Location: London

Top Fives

Post by seismicscot » Mon Feb 14, 2005 4:24 pm

For the World:

1. Russian Gulch to Mendocino/Big River, California: some of the best open coast, rough water rock gardening anywhere. Some unbelievably long tunnels through Mendocino Head. Best on a day of big, but long period swells! Phenominal surfing at the sand bar break at the mouth of the Big River on 'big' days - the place to practice endos, even if you don't mean to!

2. Van Damme SP to Albion, California: Similar to above, but better caves and classic pour-overs. Plenty of sea lions, sea otters, and sharks for company.

3. Puerto Escondido to Isla Danzante and on to Isla Carmen, Baja California. Magical; leathery, weathered desert peaks and alabaster beaches. Dolphin escourts, and flying bat rays. Take snorkelling gear and Find Nemo!

4. Algonquin Park, Ontario. Many, many wild lakes. Take wheels and portage off into the wilds. Remember your bear cannister and don't forget the DEET!

5. Muir Beach to Horeshoe Cove, California: Big surf launch, Potato Patch clapotis, stunning cliff scenery, surging waters around Point Bonita, and then a whitewater tidal race in under the Golden Gate Bridge. Finish with a beer at the Presidio Yacht Club overlooking San Francisco!

For Scotland (some are real and some yet to be realised!):

1. Rubha Huinish, Skye: Kilmaluag to Totescore. Great coastal scenery and wild weather at the top end of Skye. Don't go if it's calm - it spoils the atmosphere!

2. St. Abbs Head (see Douglas' photos!). Next weekend up north, that's where I'm heading for.

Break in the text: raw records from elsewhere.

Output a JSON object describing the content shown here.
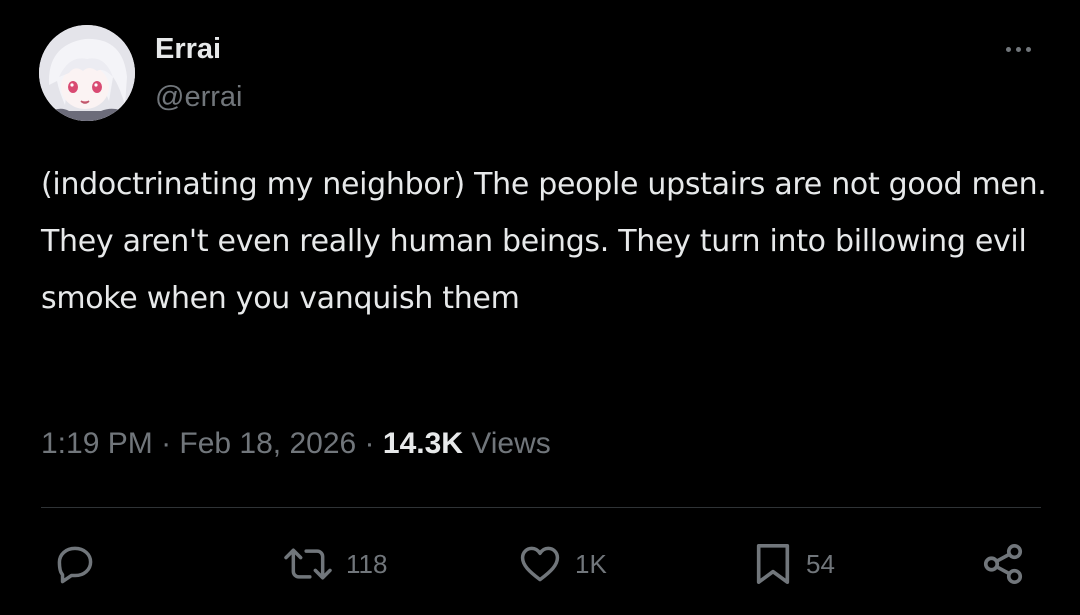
{
  "author": {
    "display_name": "Errai",
    "handle": "@errai",
    "avatar_icon": "anime-avatar"
  },
  "tweet": {
    "text": "(indoctrinating my neighbor) The people upstairs are not good men. They aren't even really human beings. They turn into billowing evil smoke when you vanquish them"
  },
  "meta": {
    "time": "1:19 PM",
    "separator": " · ",
    "date": "Feb 18, 2026",
    "views_count": "14.3K",
    "views_label": " Views"
  },
  "actions": {
    "reply": {
      "icon": "reply-icon",
      "count": ""
    },
    "retweet": {
      "icon": "retweet-icon",
      "count": "118"
    },
    "like": {
      "icon": "heart-icon",
      "count": "1K"
    },
    "bookmark": {
      "icon": "bookmark-icon",
      "count": "54"
    },
    "share": {
      "icon": "share-icon"
    }
  },
  "more_menu": {
    "icon": "more-icon"
  },
  "colors": {
    "background": "#000000",
    "primary_text": "#e7e9ea",
    "secondary_text": "#71767b",
    "divider": "#2f3336"
  }
}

3. Eh....ask me in a couple of months!

Cheers,

Clark
Clark Fenton

Post Reply